Dirk, Trina, Bron, Moira and Lizbeth… Malcolm? Yes she decided. He wasn’t a Douglas. ‘Where is my grandfather?’ she heard herself ask aloud.
Jock turned to her with a dumbfounded expression on his face. ‘… How?’
‘Because the lass listens when she’s telt a gid story. Don’t ye, hen?’ Aggie said as she sauntered into the room pulling a terrified looking Morrigan after her.
‘Turn round, lass. Let me look at you.’
The deep, rich burr of his voice made Mòrag’s skin tingle, and for a fraction of a second she felt unable to move. She turned slowly, unsure how he would react to the similarities between her and her mother; unsure what he would say to her and unsure of what she would, could or should reply. Before her stood a man of strong features who oozed the highlander attitude that she had seen so many times in Jock. His sleek straight hair fell in iron grey strands to almost the middle of his back, his beard to the centre of his chest and his piercing blue eyes looked deep, deep into her soul. He bore a striking resemblance to Andrew though not close enough for him to look like a close family member.
‘Gads, hen,’ he exclaimed, his brows pulling together in concern as he raised a hand to her cheek. ‘Ye must be in so much pain.’
As if bidden by his words the constant pain in her head — which she had become so used to that she could ignore it for the most part — intensified threefold and she grimaced.
‘Gee, ta for reminding me,’ she said.

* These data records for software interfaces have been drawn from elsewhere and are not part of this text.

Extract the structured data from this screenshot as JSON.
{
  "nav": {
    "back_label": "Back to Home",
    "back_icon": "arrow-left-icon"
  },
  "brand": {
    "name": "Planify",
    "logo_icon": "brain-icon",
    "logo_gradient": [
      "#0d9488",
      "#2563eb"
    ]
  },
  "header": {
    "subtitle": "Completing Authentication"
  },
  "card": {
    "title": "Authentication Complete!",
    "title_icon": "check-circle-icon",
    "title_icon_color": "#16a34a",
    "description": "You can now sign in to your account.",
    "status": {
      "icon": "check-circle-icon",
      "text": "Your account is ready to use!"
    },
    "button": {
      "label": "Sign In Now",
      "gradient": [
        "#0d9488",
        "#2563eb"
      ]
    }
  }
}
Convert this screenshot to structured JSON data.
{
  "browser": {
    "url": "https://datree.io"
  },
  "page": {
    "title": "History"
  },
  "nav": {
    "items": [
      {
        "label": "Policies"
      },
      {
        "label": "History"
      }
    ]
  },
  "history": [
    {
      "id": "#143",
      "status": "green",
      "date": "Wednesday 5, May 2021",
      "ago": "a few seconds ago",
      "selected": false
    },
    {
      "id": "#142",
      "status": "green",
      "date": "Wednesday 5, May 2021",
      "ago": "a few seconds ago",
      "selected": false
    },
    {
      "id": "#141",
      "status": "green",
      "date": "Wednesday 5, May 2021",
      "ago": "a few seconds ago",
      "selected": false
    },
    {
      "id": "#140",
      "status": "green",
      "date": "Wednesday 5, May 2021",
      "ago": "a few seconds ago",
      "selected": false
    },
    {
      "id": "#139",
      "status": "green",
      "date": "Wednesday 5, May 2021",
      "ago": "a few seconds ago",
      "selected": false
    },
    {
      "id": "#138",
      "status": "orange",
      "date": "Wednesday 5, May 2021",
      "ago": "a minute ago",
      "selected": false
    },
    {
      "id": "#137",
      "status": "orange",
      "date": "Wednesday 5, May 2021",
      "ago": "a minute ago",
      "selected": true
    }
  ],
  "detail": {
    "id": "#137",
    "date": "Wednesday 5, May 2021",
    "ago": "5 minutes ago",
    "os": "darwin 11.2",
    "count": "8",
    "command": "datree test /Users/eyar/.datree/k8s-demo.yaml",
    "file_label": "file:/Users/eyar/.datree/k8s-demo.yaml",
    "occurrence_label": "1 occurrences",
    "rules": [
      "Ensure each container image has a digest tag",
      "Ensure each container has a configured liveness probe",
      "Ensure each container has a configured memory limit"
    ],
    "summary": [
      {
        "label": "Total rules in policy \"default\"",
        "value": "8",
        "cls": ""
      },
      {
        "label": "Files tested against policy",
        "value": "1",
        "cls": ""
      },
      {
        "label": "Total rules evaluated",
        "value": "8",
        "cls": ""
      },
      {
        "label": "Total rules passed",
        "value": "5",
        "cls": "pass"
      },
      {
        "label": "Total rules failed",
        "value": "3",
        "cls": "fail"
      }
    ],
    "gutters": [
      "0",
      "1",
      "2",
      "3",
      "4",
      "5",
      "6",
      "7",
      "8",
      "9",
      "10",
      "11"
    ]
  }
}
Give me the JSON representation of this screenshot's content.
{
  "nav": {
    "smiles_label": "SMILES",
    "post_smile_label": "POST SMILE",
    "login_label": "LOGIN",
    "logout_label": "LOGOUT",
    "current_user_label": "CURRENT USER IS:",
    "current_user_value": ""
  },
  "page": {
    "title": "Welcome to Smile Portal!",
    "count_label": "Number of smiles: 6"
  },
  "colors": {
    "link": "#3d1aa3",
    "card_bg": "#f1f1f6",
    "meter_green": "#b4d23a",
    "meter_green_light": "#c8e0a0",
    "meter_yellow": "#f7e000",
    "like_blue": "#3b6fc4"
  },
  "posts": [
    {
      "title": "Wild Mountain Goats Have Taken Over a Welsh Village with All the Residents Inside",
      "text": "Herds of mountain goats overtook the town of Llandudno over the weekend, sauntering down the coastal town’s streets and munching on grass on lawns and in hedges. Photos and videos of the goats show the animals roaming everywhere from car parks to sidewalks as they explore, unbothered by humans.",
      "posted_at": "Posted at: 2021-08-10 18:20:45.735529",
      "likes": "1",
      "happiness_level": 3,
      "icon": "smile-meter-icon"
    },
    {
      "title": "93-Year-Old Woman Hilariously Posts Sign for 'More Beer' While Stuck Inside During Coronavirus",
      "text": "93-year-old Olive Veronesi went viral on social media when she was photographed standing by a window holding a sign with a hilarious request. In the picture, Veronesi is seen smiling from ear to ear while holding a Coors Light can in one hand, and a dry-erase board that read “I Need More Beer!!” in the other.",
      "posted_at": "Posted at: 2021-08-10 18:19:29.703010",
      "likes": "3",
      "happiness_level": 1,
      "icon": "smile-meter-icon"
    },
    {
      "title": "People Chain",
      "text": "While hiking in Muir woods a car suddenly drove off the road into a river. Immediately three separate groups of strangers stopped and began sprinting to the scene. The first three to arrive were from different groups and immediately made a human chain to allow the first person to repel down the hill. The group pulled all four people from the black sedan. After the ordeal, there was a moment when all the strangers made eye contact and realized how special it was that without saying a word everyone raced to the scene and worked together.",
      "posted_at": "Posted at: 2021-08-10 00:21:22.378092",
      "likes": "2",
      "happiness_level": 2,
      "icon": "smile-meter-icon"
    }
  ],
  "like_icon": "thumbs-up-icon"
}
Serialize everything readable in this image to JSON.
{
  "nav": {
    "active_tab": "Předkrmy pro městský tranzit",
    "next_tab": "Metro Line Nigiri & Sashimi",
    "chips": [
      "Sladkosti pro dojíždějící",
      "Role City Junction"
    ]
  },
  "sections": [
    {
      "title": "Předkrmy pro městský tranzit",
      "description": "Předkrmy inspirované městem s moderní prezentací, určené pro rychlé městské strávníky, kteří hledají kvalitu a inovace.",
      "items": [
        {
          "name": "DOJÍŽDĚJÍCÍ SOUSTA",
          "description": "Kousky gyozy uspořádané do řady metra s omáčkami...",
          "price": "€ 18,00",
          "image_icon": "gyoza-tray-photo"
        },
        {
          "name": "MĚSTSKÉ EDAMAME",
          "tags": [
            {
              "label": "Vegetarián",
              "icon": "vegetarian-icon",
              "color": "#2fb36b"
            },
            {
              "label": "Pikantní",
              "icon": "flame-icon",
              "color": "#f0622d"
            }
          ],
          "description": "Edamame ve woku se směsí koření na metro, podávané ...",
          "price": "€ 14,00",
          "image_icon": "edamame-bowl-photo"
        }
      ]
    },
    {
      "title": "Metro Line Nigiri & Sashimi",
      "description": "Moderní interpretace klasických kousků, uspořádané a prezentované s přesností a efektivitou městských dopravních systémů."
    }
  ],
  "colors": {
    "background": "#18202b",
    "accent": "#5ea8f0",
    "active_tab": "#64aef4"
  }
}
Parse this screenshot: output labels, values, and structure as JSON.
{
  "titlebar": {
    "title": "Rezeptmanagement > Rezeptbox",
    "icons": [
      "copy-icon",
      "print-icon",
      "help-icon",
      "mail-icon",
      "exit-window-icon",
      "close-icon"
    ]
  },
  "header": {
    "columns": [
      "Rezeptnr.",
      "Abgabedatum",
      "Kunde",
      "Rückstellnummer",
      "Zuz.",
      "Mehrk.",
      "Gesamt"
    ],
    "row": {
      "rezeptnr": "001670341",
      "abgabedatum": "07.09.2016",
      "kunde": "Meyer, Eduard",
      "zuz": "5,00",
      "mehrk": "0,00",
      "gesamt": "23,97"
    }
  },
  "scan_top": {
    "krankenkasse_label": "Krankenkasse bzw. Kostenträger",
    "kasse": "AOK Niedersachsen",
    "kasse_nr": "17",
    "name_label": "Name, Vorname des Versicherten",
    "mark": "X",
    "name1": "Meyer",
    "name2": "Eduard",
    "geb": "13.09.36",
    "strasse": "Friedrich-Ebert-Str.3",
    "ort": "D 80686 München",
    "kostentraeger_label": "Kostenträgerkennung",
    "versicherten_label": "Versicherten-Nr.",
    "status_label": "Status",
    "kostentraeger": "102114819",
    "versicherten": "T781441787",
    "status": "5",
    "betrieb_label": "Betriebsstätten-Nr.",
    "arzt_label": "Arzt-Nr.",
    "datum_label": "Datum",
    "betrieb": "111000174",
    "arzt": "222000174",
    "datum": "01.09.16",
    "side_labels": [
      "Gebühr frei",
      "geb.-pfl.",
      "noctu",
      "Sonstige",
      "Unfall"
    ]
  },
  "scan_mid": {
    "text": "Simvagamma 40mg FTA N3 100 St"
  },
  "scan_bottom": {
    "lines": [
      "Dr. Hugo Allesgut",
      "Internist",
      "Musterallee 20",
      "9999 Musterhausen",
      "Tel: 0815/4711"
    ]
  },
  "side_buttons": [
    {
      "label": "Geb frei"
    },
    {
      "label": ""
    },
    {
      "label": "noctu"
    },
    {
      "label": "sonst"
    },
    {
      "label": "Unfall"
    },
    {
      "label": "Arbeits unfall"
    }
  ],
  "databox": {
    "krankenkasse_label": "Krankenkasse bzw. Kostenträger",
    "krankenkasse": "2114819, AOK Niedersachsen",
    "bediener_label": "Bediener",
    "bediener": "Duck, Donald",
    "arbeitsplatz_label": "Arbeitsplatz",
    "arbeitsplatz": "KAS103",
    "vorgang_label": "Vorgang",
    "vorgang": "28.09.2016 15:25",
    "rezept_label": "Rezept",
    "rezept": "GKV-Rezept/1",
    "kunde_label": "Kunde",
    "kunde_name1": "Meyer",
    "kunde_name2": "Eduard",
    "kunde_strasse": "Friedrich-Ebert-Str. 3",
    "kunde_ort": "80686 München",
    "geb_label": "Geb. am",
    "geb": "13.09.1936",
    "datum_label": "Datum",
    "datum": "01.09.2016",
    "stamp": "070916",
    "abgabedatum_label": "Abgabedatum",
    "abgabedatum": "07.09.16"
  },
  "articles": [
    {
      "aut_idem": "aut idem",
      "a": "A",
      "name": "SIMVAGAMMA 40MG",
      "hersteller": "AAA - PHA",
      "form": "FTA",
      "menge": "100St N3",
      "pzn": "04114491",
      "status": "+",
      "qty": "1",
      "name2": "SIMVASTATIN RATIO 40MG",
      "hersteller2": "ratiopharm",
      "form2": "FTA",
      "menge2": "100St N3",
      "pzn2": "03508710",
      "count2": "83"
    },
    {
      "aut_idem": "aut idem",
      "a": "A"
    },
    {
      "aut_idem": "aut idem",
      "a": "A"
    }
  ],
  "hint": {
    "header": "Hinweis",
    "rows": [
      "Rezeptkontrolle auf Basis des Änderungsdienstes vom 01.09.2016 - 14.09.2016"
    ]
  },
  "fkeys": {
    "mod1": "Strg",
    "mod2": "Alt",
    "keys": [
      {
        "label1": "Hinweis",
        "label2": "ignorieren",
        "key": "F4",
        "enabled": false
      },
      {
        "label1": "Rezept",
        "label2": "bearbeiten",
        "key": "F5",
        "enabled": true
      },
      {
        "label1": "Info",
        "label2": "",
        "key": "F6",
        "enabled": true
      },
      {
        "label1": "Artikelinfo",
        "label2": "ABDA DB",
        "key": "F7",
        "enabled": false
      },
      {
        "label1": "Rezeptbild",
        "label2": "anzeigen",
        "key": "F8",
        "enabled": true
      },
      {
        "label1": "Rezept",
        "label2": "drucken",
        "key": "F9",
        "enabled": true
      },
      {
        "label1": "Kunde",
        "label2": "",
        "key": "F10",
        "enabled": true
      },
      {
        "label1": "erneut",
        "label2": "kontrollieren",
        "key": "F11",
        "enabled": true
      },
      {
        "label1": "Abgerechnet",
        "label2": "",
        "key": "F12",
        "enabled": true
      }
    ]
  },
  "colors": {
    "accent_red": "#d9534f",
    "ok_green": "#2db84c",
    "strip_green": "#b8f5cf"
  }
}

The others in the room all laughed.
‘Gads she even talks like Nessie!’ the man who Mòrag thought must be Malcolm exclaimed.
‘Aye,’ her grandfather replied. ‘That she does.’ He smiled at her and finally drew her into a warm hug. ‘You and I,’ he said, ‘have a lot of catching up to do.’